Totally unprepared for this intimate conversation, Williamson does some homework, which consists solely of speaking with his mother. Content that he’ll be able to satiate a toddler’s curiosity, he enters his son’s room: “Listen, buddy. Mommy says that you’ve got a question about your pee pee for Daddy. And you know you can ask Daddy anything, so what’s up, dude?” “Daddy,” his son begins, “sometimes my pee pee is sleeping. But then sometimes, my pee pee…IT’S AWAKE!”
“He knew it was a bad-ass thing,” Williamson explains. “He just didn’t know why.” The ensuing dialogue takes an absurd twist when the boy realizes his scrotum can act as “a little blankie for your pee pee.” Completely taken aback, Williamson can only reply, “Holy shit, dude. You’re right!” Noting the wisdom of his sage toddler, Williamson finally puts him to bed, but not before promising, “I’m gonna come back in the morning. I have more questions for you.”

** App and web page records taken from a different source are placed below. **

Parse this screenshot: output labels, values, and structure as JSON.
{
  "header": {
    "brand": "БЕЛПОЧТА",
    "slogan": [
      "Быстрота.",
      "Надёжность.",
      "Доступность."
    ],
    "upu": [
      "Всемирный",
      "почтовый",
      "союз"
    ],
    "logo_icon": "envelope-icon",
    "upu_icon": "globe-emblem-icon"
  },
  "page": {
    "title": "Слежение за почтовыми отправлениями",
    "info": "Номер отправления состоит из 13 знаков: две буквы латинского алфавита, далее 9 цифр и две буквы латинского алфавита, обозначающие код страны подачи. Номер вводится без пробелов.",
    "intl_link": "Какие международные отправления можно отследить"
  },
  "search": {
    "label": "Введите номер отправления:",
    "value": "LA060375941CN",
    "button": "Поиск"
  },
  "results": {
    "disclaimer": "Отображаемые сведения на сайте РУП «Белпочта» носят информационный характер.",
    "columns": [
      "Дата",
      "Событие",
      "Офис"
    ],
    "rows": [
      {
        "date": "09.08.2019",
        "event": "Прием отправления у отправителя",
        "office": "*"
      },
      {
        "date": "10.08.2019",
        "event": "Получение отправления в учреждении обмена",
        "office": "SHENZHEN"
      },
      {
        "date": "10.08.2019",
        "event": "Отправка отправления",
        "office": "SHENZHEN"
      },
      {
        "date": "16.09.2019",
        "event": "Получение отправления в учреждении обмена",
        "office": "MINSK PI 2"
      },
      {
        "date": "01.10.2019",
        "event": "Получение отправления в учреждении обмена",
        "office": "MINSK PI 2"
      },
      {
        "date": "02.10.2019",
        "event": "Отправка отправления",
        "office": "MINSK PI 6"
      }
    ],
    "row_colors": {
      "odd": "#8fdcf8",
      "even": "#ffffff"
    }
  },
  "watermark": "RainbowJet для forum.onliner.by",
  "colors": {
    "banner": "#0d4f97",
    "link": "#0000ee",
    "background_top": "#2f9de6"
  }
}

This bit showcases Williamson at his best. It’s not that the subject is necessarily overplayed, but it is one seemingly too easy from which to mine humor. Discussing a penis with a 4-year-old is so rife with comedic potential that it’s almost unfunny to contemplate or listen to because of the sheer ease of the scenario. But Williamson is able to turn the situation on its head, reversing the parent-child dynamic and somehow deifying his son over the most juvenile of discoveries. (It also doesn’t hurt that Williamson’s impression of his son is itself funny—he voices him as a middle-aged sot.) It is Williamson’s reaction to his progeny’s newfound sagacity, however, that raises the bit to a higher comedic level: “No one ever told me this. I’ve been letting my pee pee freeze at night for 30 years!… It makes total sense: there’s two little pillows in there and everything.” By actually encouraging his child’s analysis, Williamson not only makes the boy somehow mature, but he renders himself immature as a result. The net effect is doubly funny as it should be.

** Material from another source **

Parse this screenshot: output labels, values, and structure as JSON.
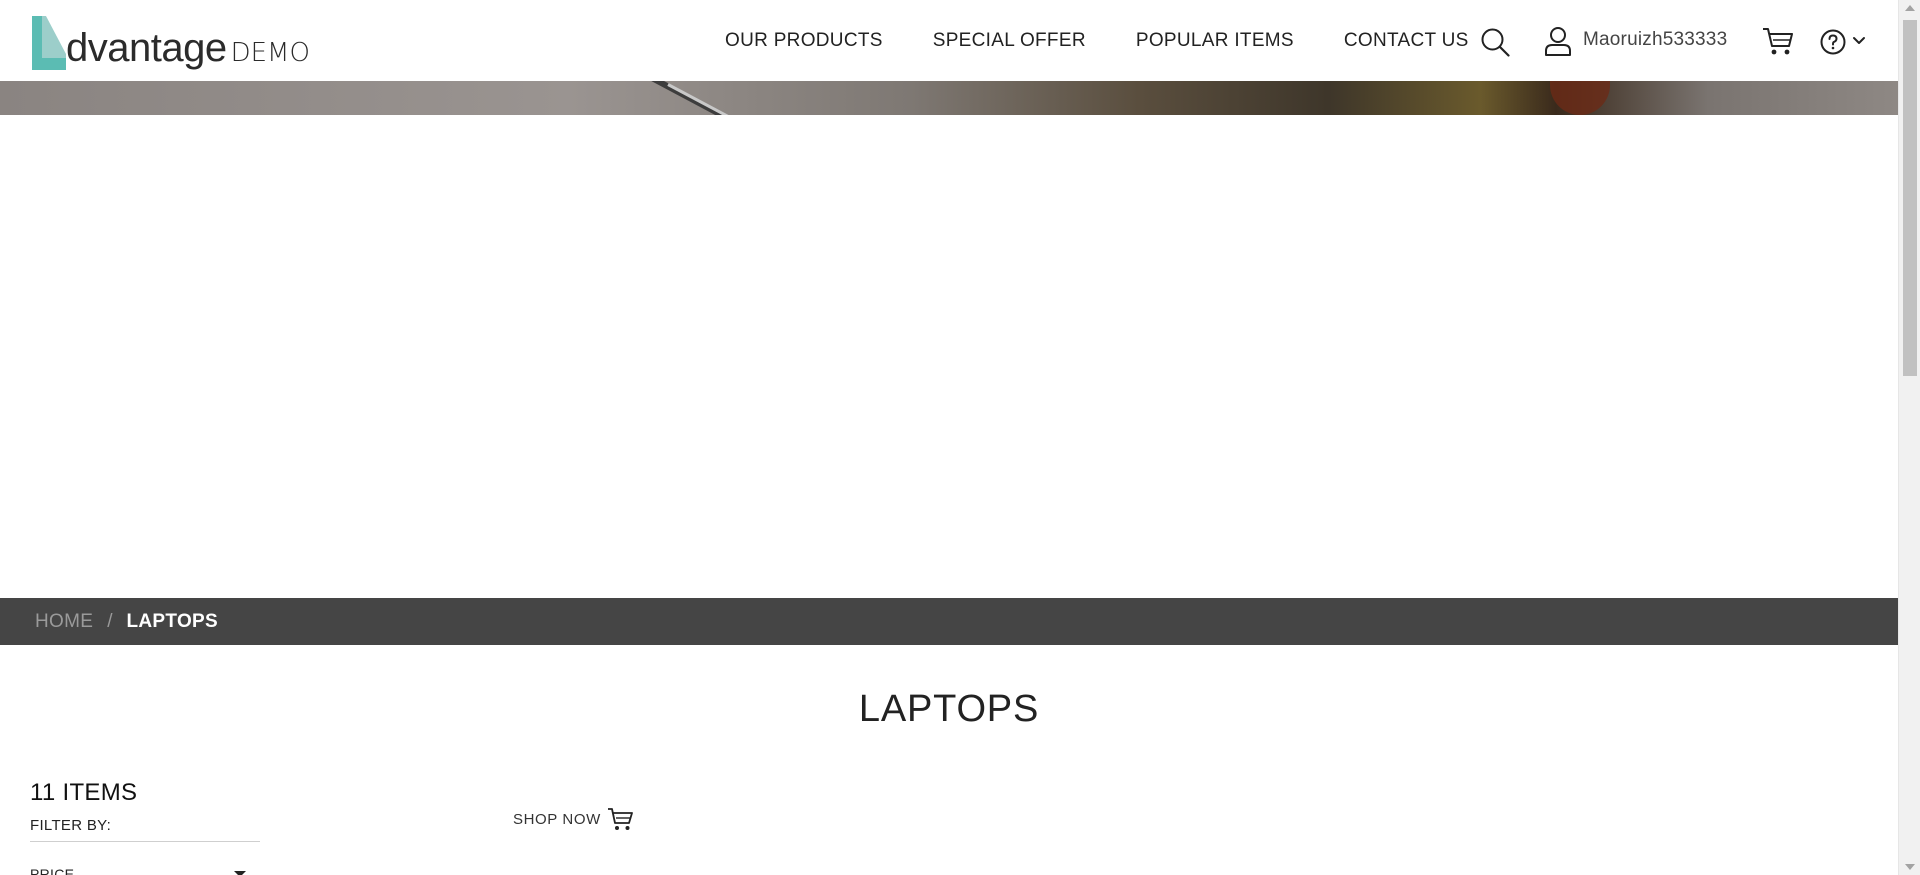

Williamson approaches every event, obstacle and conversation with a palpable sense of awe—a childlike naiveté that is utterly charming and wholly endearing. While it takes him a few tracks to get going, once he locks in he doesn’t let go. His closer is underwhelming, and there are certainly a few spots where more laughs are needed. But overall, Williamson comes off very confidently, seeming comfortable, alert and aware.
His cadence is spotty, but it doesn’t stem from a lack of ability. He’s Marc Maron without the neurotic; Kyle Kinane without the outrageous. Certain jokes and lines are worded with undoubted purpose, but Williamson’s something of an ambler. His comedy is not a straight line; it juts about, zigzagging its way through his stories, dialogues and clandestine philosophies.
On “Joggers,” Williamson laments the fact that Americans are becoming more health-conscious. He paints a picture of someone drunkenly driving home during the wee hours of the night and witnessing a stunning spectacle: a jogger on the side of the street. “That guy’s on tomorrow,” Williamson says, stunned. “I’m still on today. How is that possible?”
And on “Lots of Love,” Williamson dissects the inanity of his mother’s use of “LOL.” Upon joining Facebook, she begins writing on people’s walls, ending many of her sentiments with the well-understood abbreviation, misguidedly thinking it stands for “Lots of Love:” “So sorry to hear about the death of your aunt…LOL!” When Williamson tries to educate her, though, she gets indignant: “No, it means both things. My generation back in the day always used ‘LOL’ to mean ‘Lots of Love.’ They know what I’m talking about.” For what form of communication, Williamson wonders aloud, could she possibly have needed this abbreviation back in the day? And in typical Williamson fashion, the comedian is able to spin this bizarre situation into an equally bizarre line of thinking as funny as it is unconventional.
Thicker Than Water, without question, possesses highs and lows. The beginning and end are lackluster, and, again, there are a few spots in the middle where the laughs are under-collected. Williamson’s a gifted comedian, but he seems to still be finding his voice. In this way, it’s actually surprising how solid his debut is, considering his best is yet to come. He has the talent and he has the confidence. Now, he just needs time.